in the shutter. There will then be formed upon the white surface an inverted picture of the external objects, as shown in Fig. 3. They will appear of the natural colors, and the outlines will be sharper in proportion as the hole is smaller.
When the sun shines through a small orifice into a darkened room, a cone of rays is produced, as everybody has observed, by lighting up the particles of dust which are scattered in its course; for, if the air were quite clear, the track of the rays would be invisible. In this case an image of the sun is formed upon the floor or opposite wall by

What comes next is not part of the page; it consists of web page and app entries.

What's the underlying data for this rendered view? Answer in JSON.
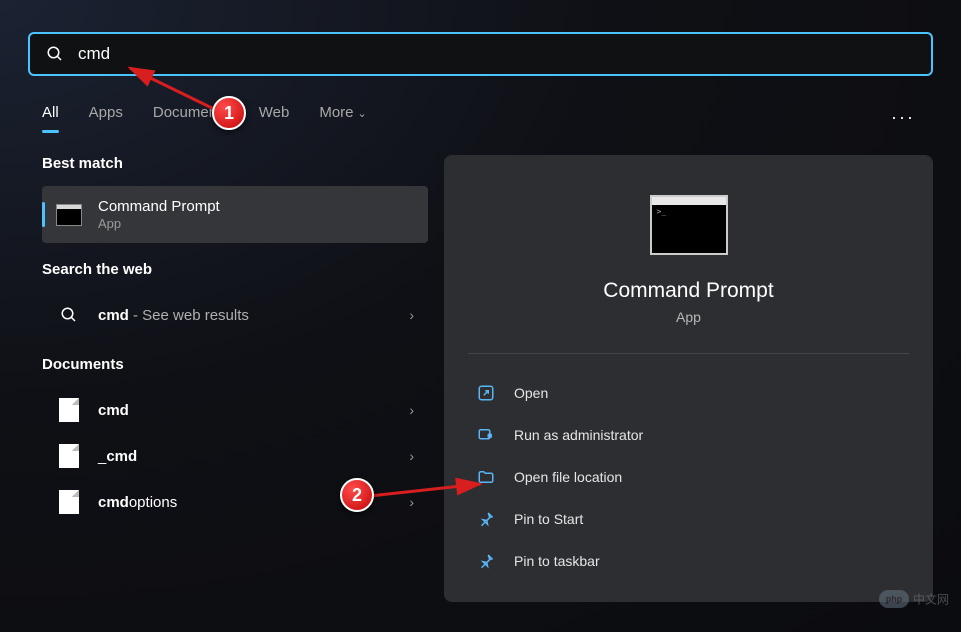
{
  "search": {
    "value": "cmd"
  },
  "tabs": [
    "All",
    "Apps",
    "Documents",
    "Web",
    "More"
  ],
  "active_tab": 0,
  "sections": {
    "best": {
      "heading": "Best match",
      "item": {
        "title": "Command Prompt",
        "subtitle": "App"
      }
    },
    "web": {
      "heading": "Search the web",
      "item": {
        "prefix": "cmd",
        "suffix": " - See web results"
      }
    },
    "docs": {
      "heading": "Documents",
      "items": [
        {
          "bold": "cmd",
          "rest": ""
        },
        {
          "bold": "",
          "rest": "_",
          "bold2": "cmd"
        },
        {
          "bold": "cmd",
          "rest": "options"
        }
      ]
    }
  },
  "details": {
    "title": "Command Prompt",
    "subtitle": "App",
    "actions": [
      "Open",
      "Run as administrator",
      "Open file location",
      "Pin to Start",
      "Pin to taskbar"
    ]
  },
  "annotations": {
    "1": "1",
    "2": "2"
  },
  "watermark": "中文网"
}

the crossing of the rays through the aperture, exactly in the manner of the production of the candle-image and the landscape-picture just described. The best condition for the formation of such an image is when the sun is low, and there is a white wall opposite to receive it; the image is then perfectly circular. But if the light falls upon the floor, as represented in Fig. 4, the cone of rays produces an oblong or elliptical image; the deviation from an exact circle depends upon the angle which the cone of rays makes with the floor. Such an image